Incorporating images onto a webpage can be a great way to improve user experience. Often, they can enrich the textual content of a website significantly by segmenting a seeming text-heavy webpage into attractive sections of informative writing. Not only can images contribute to a positive user experience, but they also have the potential to drive relevant traffic to a website. For example, if a person would like to take a holiday to a certain place, they might do a Google search for famous landmarks within that area. In modern SERPs, other verticals (images, videos, news, etc.) are incorporated onto the first page of results directly. So, if a person runs a travel agency website, for example, if an image from their site is properly optimised it could have a chance of appearing on the first page of results and possibly generating a conversion. Obviously then, image optimisation does have a place in SEO strategies, so here are a few tips to help you make the most of your images.

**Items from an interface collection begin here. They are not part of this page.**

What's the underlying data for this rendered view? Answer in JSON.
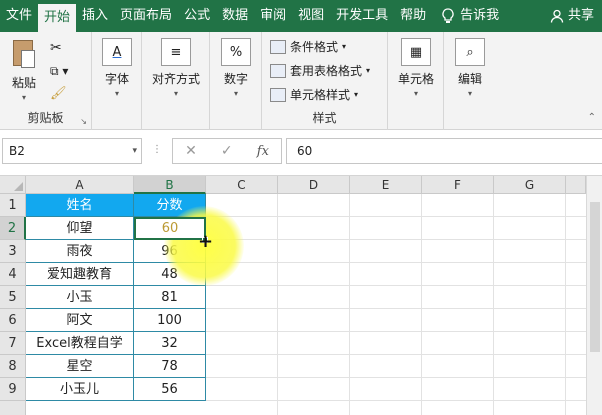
{
  "ribbon_tabs": {
    "file": "文件",
    "home": "开始",
    "insert": "插入",
    "page_layout": "页面布局",
    "formulas": "公式",
    "data": "数据",
    "review": "审阅",
    "view": "视图",
    "developer": "开发工具",
    "help": "帮助",
    "tell_me": "告诉我",
    "share": "共享"
  },
  "ribbon": {
    "paste": "粘贴",
    "clipboard": "剪贴板",
    "font": "字体",
    "alignment": "对齐方式",
    "number": "数字",
    "conditional_formatting": "条件格式",
    "format_as_table": "套用表格格式",
    "cell_styles": "单元格样式",
    "styles": "样式",
    "cells": "单元格",
    "editing": "编辑"
  },
  "formula_bar": {
    "name_box": "B2",
    "formula": "60"
  },
  "columns": [
    "A",
    "B",
    "C",
    "D",
    "E",
    "F",
    "G"
  ],
  "rows": [
    "1",
    "2",
    "3",
    "4",
    "5",
    "6",
    "7",
    "8",
    "9"
  ],
  "table": {
    "headers": [
      "姓名",
      "分数"
    ],
    "rows": [
      [
        "仰望",
        "60"
      ],
      [
        "雨夜",
        "96"
      ],
      [
        "爱知趣教育",
        "48"
      ],
      [
        "小玉",
        "81"
      ],
      [
        "阿文",
        "100"
      ],
      [
        "Excel教程自学",
        "32"
      ],
      [
        "星空",
        "78"
      ],
      [
        "小玉儿",
        "56"
      ]
    ]
  },
  "colors": {
    "accent": "#217346",
    "table_header": "#12a8ef",
    "table_border": "#2e8aa5"
  }
}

The search engines are not able to read images directly, hence why it is so important that search engine optimisation professionals make the most of the other signals that the search engines use to interpret what an image is. The first of these signals is the filename. The search engines will often use the file name to determine the content of an image, so obscure and irrelevant file names are not advised. It is also an opportunity to include keyword-rich text on your webpage, as long as the image is relevant to the keyword.
An example that might be used to illustrate how filenames can be used is if a website sells certain products. To ensure the most thorough image optimisation is achieved, each product should be saved under the unique filename of that product, as supposed to an umbrella category that could be used to describe the product generally.
The ‘Alt attribute’ allows a description of the content within the image in the HTML coding that constructs a webpage. This textual description is arguably where the search engines derive the most information about the content of an image. Again, it provides another opportunity to use keyword-rich text on the webpage.
These two examples of techniques that can be used for image optimisation show how keywords and general semantic themes of a website can be further reinforced. These techniques are both particularly effective for ranking highly in image search, which as mentioned above, can possibly generate a higher conversion rate if optimised effectively, and relevantly.
Other techniques that can be used to optimise images include captions and boldface text. However, generally, these are considered to be not as important as the previous two strategies, although again, they do provide an opportunity to reinforce the semantic and keyword structure of a website.
While images can contribute to a positive user experience and to driving in relevant traffic, it is worth remembering images, and image links are not as important a signal as text-based links for the search engines. Image optimisation should always be considered for SEO, but as a brief caveat, it is not advisable to sacrifice other aspects of SEO techniques.